In the Fashion Transparency Index 2018, 37% of brands and retailers were publishing a list of tier 1 facilities, up from 12.5% two years ago. This represents the most significant and positive increase in transparency, and the information disclosed is helping NGOs, unions, local communities and workers to more swiftly alert brands to human rights and environmental issues. Brands that have yet to disclose their supply chains are withholding a critical tool in helping to ensure workers’ rights. Transparent disclosure of suppliers is also good for business, as it helps brands and retailers keep track of any unauthorised facilities manufacturing their products, making it easier to manage risks that could harm their reputation.
What’s one piece of advice you’d give your younger self?
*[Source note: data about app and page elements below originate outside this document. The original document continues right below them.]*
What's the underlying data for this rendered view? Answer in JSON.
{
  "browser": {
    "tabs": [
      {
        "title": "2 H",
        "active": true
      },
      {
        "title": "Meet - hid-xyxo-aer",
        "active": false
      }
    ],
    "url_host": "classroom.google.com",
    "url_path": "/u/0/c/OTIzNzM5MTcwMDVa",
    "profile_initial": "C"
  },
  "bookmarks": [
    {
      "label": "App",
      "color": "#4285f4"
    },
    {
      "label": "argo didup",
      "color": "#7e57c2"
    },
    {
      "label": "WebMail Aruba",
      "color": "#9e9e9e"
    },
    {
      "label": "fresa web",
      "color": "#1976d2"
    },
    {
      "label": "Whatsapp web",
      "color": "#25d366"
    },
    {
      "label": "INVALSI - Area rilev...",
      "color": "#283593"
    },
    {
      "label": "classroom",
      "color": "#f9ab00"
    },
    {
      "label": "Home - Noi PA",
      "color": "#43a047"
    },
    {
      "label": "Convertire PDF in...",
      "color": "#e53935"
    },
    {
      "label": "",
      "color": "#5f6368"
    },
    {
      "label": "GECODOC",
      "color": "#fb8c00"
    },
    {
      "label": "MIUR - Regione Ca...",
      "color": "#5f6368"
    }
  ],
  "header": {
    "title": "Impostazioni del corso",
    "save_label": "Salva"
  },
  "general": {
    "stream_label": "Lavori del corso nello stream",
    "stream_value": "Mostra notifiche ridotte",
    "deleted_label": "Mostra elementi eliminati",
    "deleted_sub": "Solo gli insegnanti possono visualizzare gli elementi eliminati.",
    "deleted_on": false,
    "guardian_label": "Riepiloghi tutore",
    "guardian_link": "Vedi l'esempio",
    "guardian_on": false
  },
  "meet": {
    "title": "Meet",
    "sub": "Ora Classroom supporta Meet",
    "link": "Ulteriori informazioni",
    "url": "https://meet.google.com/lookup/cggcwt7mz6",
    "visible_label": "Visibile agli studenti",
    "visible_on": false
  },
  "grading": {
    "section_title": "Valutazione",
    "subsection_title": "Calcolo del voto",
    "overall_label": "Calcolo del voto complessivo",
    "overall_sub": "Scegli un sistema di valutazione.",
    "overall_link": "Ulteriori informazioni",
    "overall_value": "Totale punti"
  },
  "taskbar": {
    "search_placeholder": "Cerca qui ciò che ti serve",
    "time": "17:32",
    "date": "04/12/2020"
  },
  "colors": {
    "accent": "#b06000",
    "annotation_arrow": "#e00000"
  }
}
Trust in other people’s abilities and they usually repay that trust. Pachacuti is thriving without me – I should have left long ago!
What’s the best piece of advice you’ve ever received?
“If you think you’re too small to have an impact, try going to bed with a mosquito in the room” – Anita Roddick.
Favourite clothing brand?
Favourite places to shop?
Clerkenwell Vintage Fashion Fair, Macclesfield Treacle Market, Oaxaca in Mexico for weavings and embroidery
Last fashion purchase?
Eudon Choi dress from the Harrods NSPCC pop-up, Fashion Re-told. I asked #whomademyclothes on Instagram, of course. The next day, I was at the Whitley Awards for conservation, and Eudon Choi turned around and said “That’s my dress!” and told me it was made in his London atelier
Visiting Calakmul and Palenque – Mayan sites in Mexico
Last book you read?
Why Nations Fail: The Origins of Power, Prosperity and Poverty by Daron Acemoglu and James A Robinson. I am reading Mr Petre by Hilaire Belloc concurrently, as books on economics entail too much concentration for late-night reading
Last film you watched?
Phantom Thread on the plane returning from Haiti last week
My brand, Pachacuti, was supposed to be a summer-holiday project between my MA in Native American studies and a fully funded PhD on natural dyes. Seeing the positive impact on the two cooperatives with whom I started working led to me giving up my PhD and designing knitwear, and eventually hats, for the next 20 years
Dream job? A Victorian plant hunter
What would we find you doing at the weekend?
I live in the beautiful Staffordshire Moorlands and recently moved to a house by Rudyard Lake, so weekends are spent walking our bearded collie, Romero, over the hills or along the lake and getting to grips with the weeds in our unruly garden
Click here to download Drapers’ special report on sustainability, exploring the steps retailers need to take to get closer to a circular model
My Fashion Life: Carry Somers, co-founder of Fashion Revolution